* _HOW TO COMPLETE THIS TASK_:
Go through the data and copy each line that holds "예방접종을".

* _Data about app and page elements_:
--- START ---

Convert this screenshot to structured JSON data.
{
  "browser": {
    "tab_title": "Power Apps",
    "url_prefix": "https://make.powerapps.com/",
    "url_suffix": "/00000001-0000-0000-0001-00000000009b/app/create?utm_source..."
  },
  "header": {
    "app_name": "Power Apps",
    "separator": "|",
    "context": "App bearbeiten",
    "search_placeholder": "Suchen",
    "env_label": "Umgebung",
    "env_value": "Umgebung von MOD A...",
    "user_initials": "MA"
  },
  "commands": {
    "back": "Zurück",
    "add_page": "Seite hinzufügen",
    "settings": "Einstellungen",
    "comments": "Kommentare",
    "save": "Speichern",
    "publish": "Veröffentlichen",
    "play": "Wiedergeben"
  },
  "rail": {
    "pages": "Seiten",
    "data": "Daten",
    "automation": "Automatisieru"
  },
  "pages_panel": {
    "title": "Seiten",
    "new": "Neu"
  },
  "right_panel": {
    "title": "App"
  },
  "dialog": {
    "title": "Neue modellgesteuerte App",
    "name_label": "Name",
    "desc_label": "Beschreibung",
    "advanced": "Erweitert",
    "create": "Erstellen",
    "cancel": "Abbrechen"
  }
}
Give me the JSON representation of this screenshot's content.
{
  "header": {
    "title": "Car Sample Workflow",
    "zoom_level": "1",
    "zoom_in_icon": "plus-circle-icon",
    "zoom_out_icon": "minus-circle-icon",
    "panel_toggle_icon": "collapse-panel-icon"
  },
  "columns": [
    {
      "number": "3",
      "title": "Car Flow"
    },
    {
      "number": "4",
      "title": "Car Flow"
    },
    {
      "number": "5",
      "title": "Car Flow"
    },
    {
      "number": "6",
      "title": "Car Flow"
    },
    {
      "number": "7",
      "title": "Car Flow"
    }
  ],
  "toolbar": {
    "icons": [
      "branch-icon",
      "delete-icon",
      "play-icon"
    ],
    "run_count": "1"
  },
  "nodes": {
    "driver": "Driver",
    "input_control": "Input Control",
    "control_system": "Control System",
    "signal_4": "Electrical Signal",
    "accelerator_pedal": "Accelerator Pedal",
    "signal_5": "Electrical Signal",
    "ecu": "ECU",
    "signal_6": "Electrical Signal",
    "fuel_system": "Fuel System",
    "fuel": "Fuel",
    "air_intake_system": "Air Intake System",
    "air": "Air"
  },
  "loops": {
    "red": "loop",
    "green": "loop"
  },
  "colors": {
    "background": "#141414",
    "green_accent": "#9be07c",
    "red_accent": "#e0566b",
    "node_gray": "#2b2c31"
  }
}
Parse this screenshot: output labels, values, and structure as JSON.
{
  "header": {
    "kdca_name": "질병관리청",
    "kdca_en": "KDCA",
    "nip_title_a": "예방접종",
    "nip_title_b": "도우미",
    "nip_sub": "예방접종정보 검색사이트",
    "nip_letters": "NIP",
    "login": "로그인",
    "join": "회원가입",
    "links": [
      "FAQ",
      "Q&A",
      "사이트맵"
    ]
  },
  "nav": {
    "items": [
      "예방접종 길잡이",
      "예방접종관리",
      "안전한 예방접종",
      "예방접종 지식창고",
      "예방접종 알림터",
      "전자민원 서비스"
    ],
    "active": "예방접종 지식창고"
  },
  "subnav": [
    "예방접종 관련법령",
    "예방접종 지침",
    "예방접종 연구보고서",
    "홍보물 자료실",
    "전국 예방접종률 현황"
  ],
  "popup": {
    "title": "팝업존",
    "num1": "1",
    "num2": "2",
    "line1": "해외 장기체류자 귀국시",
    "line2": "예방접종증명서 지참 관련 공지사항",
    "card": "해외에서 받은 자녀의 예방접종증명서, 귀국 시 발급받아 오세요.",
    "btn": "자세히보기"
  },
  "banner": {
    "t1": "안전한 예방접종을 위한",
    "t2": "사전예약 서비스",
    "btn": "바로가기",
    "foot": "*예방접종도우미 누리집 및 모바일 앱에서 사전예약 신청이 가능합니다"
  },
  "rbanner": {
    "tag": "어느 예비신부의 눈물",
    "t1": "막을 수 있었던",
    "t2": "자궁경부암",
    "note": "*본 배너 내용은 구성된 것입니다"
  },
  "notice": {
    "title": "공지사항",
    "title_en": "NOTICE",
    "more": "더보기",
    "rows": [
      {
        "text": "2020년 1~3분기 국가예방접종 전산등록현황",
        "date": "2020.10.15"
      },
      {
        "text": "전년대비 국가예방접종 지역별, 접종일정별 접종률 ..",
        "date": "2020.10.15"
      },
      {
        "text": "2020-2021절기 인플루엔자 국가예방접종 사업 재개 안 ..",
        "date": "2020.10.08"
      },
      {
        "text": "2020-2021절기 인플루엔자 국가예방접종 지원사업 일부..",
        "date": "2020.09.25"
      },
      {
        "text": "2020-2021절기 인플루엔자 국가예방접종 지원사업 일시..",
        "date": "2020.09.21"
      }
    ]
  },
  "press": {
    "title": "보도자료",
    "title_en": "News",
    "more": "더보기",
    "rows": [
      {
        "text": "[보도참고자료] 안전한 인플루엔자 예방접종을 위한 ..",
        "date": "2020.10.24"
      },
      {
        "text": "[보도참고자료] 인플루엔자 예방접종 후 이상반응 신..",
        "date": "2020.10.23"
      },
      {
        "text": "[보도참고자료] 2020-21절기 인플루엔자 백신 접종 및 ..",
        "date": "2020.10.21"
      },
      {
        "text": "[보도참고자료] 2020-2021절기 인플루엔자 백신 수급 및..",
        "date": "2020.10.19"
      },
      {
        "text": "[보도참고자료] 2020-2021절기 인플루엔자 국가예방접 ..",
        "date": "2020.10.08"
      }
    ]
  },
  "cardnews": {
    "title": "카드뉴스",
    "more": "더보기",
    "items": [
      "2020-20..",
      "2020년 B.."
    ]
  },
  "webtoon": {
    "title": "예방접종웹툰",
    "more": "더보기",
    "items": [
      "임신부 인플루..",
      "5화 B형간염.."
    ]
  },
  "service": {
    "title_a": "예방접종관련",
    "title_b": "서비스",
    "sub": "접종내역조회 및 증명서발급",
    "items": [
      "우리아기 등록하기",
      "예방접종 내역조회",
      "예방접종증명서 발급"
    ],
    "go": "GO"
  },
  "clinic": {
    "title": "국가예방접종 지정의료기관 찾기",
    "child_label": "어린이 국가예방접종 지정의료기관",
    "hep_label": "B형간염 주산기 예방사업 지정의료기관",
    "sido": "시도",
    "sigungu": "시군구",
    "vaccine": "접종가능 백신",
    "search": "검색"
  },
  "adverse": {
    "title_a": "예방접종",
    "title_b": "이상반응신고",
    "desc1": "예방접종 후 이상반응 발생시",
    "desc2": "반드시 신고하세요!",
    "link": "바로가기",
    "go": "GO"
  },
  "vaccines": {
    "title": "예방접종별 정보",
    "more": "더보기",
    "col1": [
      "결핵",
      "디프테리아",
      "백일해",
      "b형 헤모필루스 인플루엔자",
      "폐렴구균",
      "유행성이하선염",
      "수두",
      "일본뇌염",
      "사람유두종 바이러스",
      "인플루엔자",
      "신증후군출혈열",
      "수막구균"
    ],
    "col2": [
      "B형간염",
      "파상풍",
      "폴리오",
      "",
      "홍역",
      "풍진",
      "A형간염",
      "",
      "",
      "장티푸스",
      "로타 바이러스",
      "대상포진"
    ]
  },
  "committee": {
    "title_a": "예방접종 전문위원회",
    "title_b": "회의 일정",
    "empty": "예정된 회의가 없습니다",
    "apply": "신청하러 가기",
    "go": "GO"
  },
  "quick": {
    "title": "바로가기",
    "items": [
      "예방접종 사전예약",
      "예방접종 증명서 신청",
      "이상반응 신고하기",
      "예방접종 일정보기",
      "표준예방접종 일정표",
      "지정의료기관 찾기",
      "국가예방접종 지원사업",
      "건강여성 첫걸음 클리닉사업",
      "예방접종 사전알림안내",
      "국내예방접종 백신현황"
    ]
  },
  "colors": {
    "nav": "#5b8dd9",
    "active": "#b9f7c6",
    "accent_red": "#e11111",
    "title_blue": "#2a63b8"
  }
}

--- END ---

* _COMPLETED EXERCISE_:
    "t1": "안전한 예방접종을 위한",
        "text": "[보도참고자료] 안전한 인플루엔자 예방접종을 위한 ..",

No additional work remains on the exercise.